*** Block opens ***

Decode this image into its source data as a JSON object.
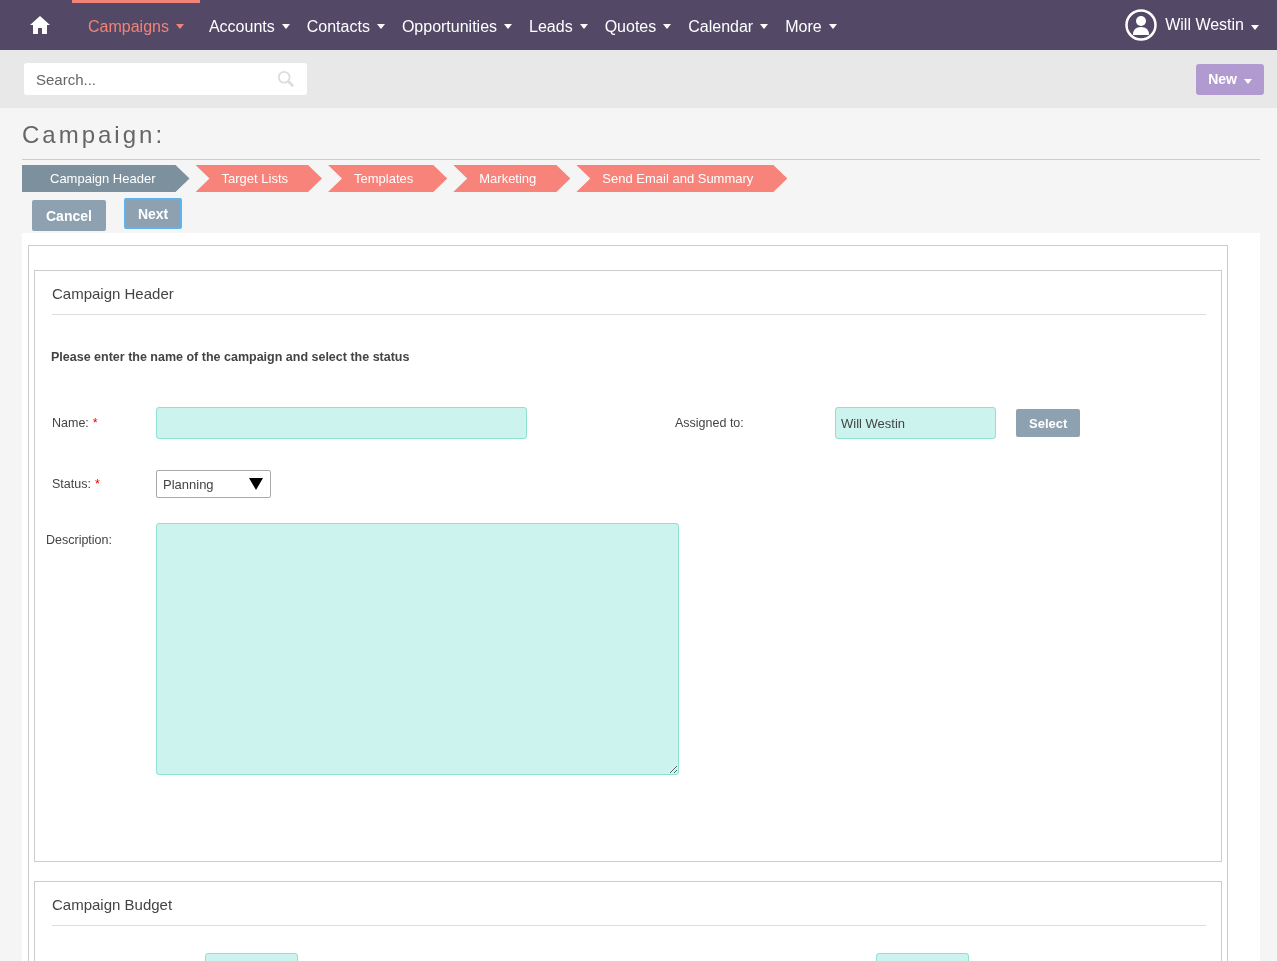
{
  "nav": {
    "items": [
      {
        "label": "Campaigns",
        "selected": true
      },
      {
        "label": "Accounts",
        "selected": false
      },
      {
        "label": "Contacts",
        "selected": false
      },
      {
        "label": "Opportunities",
        "selected": false
      },
      {
        "label": "Leads",
        "selected": false
      },
      {
        "label": "Quotes",
        "selected": false
      },
      {
        "label": "Calendar",
        "selected": false
      },
      {
        "label": "More",
        "selected": false
      }
    ],
    "user": "Will Westin"
  },
  "search": {
    "placeholder": "Search..."
  },
  "new_button": "New",
  "page_title": "Campaign:",
  "steps": [
    {
      "label": "Campaign Header",
      "selected": true
    },
    {
      "label": "Target Lists",
      "selected": false
    },
    {
      "label": "Templates",
      "selected": false
    },
    {
      "label": "Marketing",
      "selected": false
    },
    {
      "label": "Send Email and Summary",
      "selected": false
    }
  ],
  "actions": [
    {
      "label": "Cancel",
      "focused": false
    },
    {
      "label": "Next",
      "focused": true
    }
  ],
  "header_panel": {
    "title": "Campaign Header",
    "instructions": "Please enter the name of the campaign and select the status",
    "name": {
      "label": "Name:",
      "required_mark": "*"
    },
    "assigned": {
      "label": "Assigned to:",
      "value": "Will Westin",
      "button": "Select"
    },
    "status": {
      "label": "Status:",
      "required_mark": "*",
      "value": "Planning"
    },
    "description": {
      "label": "Description:"
    }
  },
  "budget_panel": {
    "title": "Campaign Budget"
  }
}
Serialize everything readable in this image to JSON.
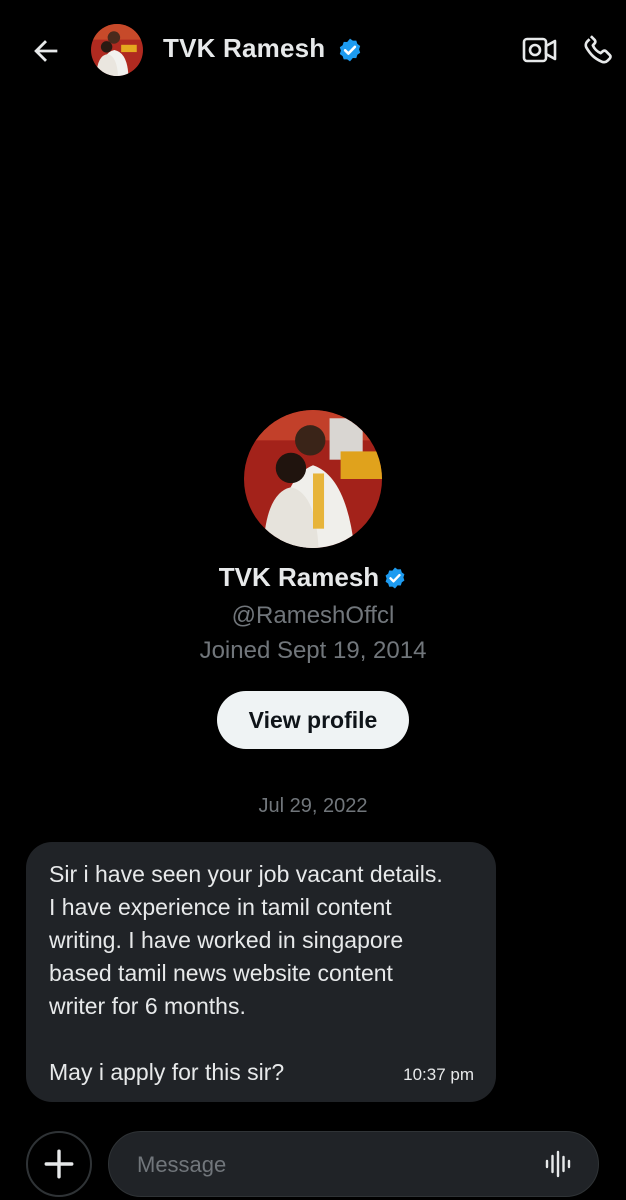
{
  "header": {
    "name": "TVK Ramesh",
    "icons": {
      "back": "back-arrow-icon",
      "verified": "verified-badge-icon",
      "video": "video-call-icon",
      "call": "phone-icon"
    }
  },
  "profile": {
    "name": "TVK Ramesh",
    "handle": "@RameshOffcl",
    "joined": "Joined Sept 19, 2014",
    "view_profile_label": "View profile"
  },
  "conversation": {
    "date": "Jul 29, 2022",
    "messages": [
      {
        "text": "Sir i have seen your job vacant details.\nI have experience in tamil content\nwriting. I have worked in singapore\nbased tamil news website content\nwriter for 6 months.\n\nMay i apply for this sir?",
        "time": "10:37 pm"
      }
    ]
  },
  "composer": {
    "placeholder": "Message",
    "icons": {
      "add": "plus-icon",
      "voice": "voice-wave-icon"
    }
  },
  "colors": {
    "background": "#000000",
    "bubble": "#202327",
    "muted_text": "#71767b",
    "verified": "#1d9bf0",
    "button_bg": "#eff3f4"
  }
}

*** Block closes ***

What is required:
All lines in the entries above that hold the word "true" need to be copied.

Expected answer:
        "selected": true
      "selected": true
      "focused": true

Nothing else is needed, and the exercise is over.